SOURCE RECORDS ::
>>>>

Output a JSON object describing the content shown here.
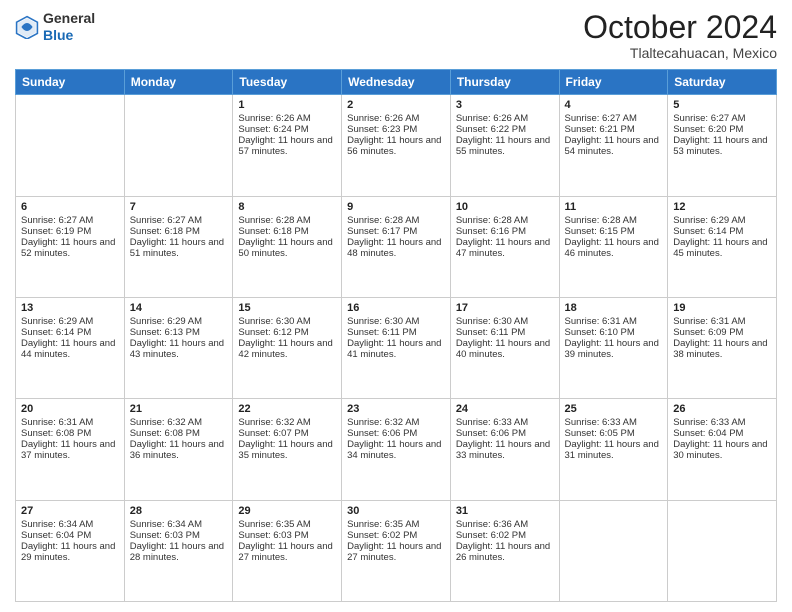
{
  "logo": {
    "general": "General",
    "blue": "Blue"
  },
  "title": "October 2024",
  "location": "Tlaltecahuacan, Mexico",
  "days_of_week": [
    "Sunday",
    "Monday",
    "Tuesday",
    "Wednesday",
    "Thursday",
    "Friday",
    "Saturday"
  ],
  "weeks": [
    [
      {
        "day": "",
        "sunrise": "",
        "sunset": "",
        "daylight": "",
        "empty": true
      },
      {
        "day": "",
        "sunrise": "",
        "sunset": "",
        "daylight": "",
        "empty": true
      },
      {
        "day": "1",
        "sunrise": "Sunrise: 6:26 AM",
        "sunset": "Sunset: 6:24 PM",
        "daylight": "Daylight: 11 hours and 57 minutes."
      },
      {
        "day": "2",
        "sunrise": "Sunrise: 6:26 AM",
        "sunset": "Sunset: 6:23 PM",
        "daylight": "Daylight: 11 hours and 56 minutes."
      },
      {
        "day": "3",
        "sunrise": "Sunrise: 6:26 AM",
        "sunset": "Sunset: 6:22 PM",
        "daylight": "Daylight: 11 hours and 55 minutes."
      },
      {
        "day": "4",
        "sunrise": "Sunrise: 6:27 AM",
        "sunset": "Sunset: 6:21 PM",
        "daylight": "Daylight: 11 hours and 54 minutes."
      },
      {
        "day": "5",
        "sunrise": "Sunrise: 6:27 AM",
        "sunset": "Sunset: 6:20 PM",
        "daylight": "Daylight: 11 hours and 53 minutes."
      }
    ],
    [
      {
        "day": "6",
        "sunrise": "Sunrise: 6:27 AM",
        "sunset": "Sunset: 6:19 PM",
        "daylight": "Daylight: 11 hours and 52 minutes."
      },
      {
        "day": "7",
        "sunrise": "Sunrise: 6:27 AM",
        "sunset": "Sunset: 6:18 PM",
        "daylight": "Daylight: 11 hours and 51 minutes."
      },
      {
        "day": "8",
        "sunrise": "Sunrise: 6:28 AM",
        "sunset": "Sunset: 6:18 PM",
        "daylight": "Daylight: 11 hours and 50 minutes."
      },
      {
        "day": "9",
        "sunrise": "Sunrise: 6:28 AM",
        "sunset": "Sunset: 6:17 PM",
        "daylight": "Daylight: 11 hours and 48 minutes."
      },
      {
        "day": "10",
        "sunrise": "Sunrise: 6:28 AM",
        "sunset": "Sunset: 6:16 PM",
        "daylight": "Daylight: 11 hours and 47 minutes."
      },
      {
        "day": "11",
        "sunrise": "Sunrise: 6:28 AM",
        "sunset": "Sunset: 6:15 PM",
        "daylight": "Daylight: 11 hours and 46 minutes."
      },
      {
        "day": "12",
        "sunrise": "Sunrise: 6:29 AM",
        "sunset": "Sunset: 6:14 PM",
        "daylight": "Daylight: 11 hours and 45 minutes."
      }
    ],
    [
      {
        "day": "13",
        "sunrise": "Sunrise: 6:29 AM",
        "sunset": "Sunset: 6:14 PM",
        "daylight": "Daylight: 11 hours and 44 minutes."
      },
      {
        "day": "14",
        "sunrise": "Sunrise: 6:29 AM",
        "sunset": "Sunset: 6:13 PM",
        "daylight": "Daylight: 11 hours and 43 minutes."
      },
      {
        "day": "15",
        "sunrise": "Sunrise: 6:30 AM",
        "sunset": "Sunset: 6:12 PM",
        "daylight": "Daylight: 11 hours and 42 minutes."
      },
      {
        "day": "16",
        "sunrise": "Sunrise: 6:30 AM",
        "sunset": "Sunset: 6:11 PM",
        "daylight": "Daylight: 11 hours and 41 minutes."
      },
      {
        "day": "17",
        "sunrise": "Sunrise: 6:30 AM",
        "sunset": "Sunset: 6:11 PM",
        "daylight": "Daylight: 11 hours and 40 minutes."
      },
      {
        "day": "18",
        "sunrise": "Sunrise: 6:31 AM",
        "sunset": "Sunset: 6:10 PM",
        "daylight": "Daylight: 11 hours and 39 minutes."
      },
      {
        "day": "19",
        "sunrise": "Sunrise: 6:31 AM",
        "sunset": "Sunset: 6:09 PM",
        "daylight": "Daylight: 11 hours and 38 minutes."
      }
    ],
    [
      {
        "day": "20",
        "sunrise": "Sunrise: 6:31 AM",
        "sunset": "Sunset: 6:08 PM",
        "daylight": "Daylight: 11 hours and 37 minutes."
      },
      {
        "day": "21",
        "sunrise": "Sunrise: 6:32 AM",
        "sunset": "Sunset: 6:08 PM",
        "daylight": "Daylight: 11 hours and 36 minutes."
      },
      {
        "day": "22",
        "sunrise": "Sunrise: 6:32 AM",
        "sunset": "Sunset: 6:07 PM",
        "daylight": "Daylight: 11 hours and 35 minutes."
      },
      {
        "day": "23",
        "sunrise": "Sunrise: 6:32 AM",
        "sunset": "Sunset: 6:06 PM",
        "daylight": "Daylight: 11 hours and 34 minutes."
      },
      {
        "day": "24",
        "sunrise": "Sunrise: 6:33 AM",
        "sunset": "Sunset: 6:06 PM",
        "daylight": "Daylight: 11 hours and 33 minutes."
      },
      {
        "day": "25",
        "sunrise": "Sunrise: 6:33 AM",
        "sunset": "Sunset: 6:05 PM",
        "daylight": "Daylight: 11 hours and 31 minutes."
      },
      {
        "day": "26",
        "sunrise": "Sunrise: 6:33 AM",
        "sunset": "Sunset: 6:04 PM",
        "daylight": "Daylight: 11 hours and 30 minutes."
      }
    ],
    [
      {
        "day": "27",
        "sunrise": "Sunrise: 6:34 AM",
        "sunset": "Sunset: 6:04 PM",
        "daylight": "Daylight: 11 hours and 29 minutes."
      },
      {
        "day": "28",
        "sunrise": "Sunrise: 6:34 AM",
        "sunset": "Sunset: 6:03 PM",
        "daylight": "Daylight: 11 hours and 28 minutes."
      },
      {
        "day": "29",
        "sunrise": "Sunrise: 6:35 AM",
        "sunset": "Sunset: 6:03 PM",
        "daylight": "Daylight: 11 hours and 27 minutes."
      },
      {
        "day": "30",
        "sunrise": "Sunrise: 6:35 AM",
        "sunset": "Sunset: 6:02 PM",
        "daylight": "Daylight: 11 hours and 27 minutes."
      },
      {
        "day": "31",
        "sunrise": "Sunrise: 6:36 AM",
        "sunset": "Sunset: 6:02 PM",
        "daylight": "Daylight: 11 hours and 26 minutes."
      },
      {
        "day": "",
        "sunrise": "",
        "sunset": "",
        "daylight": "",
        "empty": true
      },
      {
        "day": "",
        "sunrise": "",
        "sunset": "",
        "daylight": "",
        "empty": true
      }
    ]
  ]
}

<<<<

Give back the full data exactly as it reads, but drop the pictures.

EXERCISE RESULT ::
Output a JSON object describing the content shown here.
{
  "logo": {
    "general": "General",
    "blue": "Blue"
  },
  "title": "October 2024",
  "location": "Tlaltecahuacan, Mexico",
  "days_of_week": [
    "Sunday",
    "Monday",
    "Tuesday",
    "Wednesday",
    "Thursday",
    "Friday",
    "Saturday"
  ],
  "weeks": [
    [
      {
        "day": "",
        "sunrise": "",
        "sunset": "",
        "daylight": "",
        "empty": true
      },
      {
        "day": "",
        "sunrise": "",
        "sunset": "",
        "daylight": "",
        "empty": true
      },
      {
        "day": "1",
        "sunrise": "Sunrise: 6:26 AM",
        "sunset": "Sunset: 6:24 PM",
        "daylight": "Daylight: 11 hours and 57 minutes."
      },
      {
        "day": "2",
        "sunrise": "Sunrise: 6:26 AM",
        "sunset": "Sunset: 6:23 PM",
        "daylight": "Daylight: 11 hours and 56 minutes."
      },
      {
        "day": "3",
        "sunrise": "Sunrise: 6:26 AM",
        "sunset": "Sunset: 6:22 PM",
        "daylight": "Daylight: 11 hours and 55 minutes."
      },
      {
        "day": "4",
        "sunrise": "Sunrise: 6:27 AM",
        "sunset": "Sunset: 6:21 PM",
        "daylight": "Daylight: 11 hours and 54 minutes."
      },
      {
        "day": "5",
        "sunrise": "Sunrise: 6:27 AM",
        "sunset": "Sunset: 6:20 PM",
        "daylight": "Daylight: 11 hours and 53 minutes."
      }
    ],
    [
      {
        "day": "6",
        "sunrise": "Sunrise: 6:27 AM",
        "sunset": "Sunset: 6:19 PM",
        "daylight": "Daylight: 11 hours and 52 minutes."
      },
      {
        "day": "7",
        "sunrise": "Sunrise: 6:27 AM",
        "sunset": "Sunset: 6:18 PM",
        "daylight": "Daylight: 11 hours and 51 minutes."
      },
      {
        "day": "8",
        "sunrise": "Sunrise: 6:28 AM",
        "sunset": "Sunset: 6:18 PM",
        "daylight": "Daylight: 11 hours and 50 minutes."
      },
      {
        "day": "9",
        "sunrise": "Sunrise: 6:28 AM",
        "sunset": "Sunset: 6:17 PM",
        "daylight": "Daylight: 11 hours and 48 minutes."
      },
      {
        "day": "10",
        "sunrise": "Sunrise: 6:28 AM",
        "sunset": "Sunset: 6:16 PM",
        "daylight": "Daylight: 11 hours and 47 minutes."
      },
      {
        "day": "11",
        "sunrise": "Sunrise: 6:28 AM",
        "sunset": "Sunset: 6:15 PM",
        "daylight": "Daylight: 11 hours and 46 minutes."
      },
      {
        "day": "12",
        "sunrise": "Sunrise: 6:29 AM",
        "sunset": "Sunset: 6:14 PM",
        "daylight": "Daylight: 11 hours and 45 minutes."
      }
    ],
    [
      {
        "day": "13",
        "sunrise": "Sunrise: 6:29 AM",
        "sunset": "Sunset: 6:14 PM",
        "daylight": "Daylight: 11 hours and 44 minutes."
      },
      {
        "day": "14",
        "sunrise": "Sunrise: 6:29 AM",
        "sunset": "Sunset: 6:13 PM",
        "daylight": "Daylight: 11 hours and 43 minutes."
      },
      {
        "day": "15",
        "sunrise": "Sunrise: 6:30 AM",
        "sunset": "Sunset: 6:12 PM",
        "daylight": "Daylight: 11 hours and 42 minutes."
      },
      {
        "day": "16",
        "sunrise": "Sunrise: 6:30 AM",
        "sunset": "Sunset: 6:11 PM",
        "daylight": "Daylight: 11 hours and 41 minutes."
      },
      {
        "day": "17",
        "sunrise": "Sunrise: 6:30 AM",
        "sunset": "Sunset: 6:11 PM",
        "daylight": "Daylight: 11 hours and 40 minutes."
      },
      {
        "day": "18",
        "sunrise": "Sunrise: 6:31 AM",
        "sunset": "Sunset: 6:10 PM",
        "daylight": "Daylight: 11 hours and 39 minutes."
      },
      {
        "day": "19",
        "sunrise": "Sunrise: 6:31 AM",
        "sunset": "Sunset: 6:09 PM",
        "daylight": "Daylight: 11 hours and 38 minutes."
      }
    ],
    [
      {
        "day": "20",
        "sunrise": "Sunrise: 6:31 AM",
        "sunset": "Sunset: 6:08 PM",
        "daylight": "Daylight: 11 hours and 37 minutes."
      },
      {
        "day": "21",
        "sunrise": "Sunrise: 6:32 AM",
        "sunset": "Sunset: 6:08 PM",
        "daylight": "Daylight: 11 hours and 36 minutes."
      },
      {
        "day": "22",
        "sunrise": "Sunrise: 6:32 AM",
        "sunset": "Sunset: 6:07 PM",
        "daylight": "Daylight: 11 hours and 35 minutes."
      },
      {
        "day": "23",
        "sunrise": "Sunrise: 6:32 AM",
        "sunset": "Sunset: 6:06 PM",
        "daylight": "Daylight: 11 hours and 34 minutes."
      },
      {
        "day": "24",
        "sunrise": "Sunrise: 6:33 AM",
        "sunset": "Sunset: 6:06 PM",
        "daylight": "Daylight: 11 hours and 33 minutes."
      },
      {
        "day": "25",
        "sunrise": "Sunrise: 6:33 AM",
        "sunset": "Sunset: 6:05 PM",
        "daylight": "Daylight: 11 hours and 31 minutes."
      },
      {
        "day": "26",
        "sunrise": "Sunrise: 6:33 AM",
        "sunset": "Sunset: 6:04 PM",
        "daylight": "Daylight: 11 hours and 30 minutes."
      }
    ],
    [
      {
        "day": "27",
        "sunrise": "Sunrise: 6:34 AM",
        "sunset": "Sunset: 6:04 PM",
        "daylight": "Daylight: 11 hours and 29 minutes."
      },
      {
        "day": "28",
        "sunrise": "Sunrise: 6:34 AM",
        "sunset": "Sunset: 6:03 PM",
        "daylight": "Daylight: 11 hours and 28 minutes."
      },
      {
        "day": "29",
        "sunrise": "Sunrise: 6:35 AM",
        "sunset": "Sunset: 6:03 PM",
        "daylight": "Daylight: 11 hours and 27 minutes."
      },
      {
        "day": "30",
        "sunrise": "Sunrise: 6:35 AM",
        "sunset": "Sunset: 6:02 PM",
        "daylight": "Daylight: 11 hours and 27 minutes."
      },
      {
        "day": "31",
        "sunrise": "Sunrise: 6:36 AM",
        "sunset": "Sunset: 6:02 PM",
        "daylight": "Daylight: 11 hours and 26 minutes."
      },
      {
        "day": "",
        "sunrise": "",
        "sunset": "",
        "daylight": "",
        "empty": true
      },
      {
        "day": "",
        "sunrise": "",
        "sunset": "",
        "daylight": "",
        "empty": true
      }
    ]
  ]
}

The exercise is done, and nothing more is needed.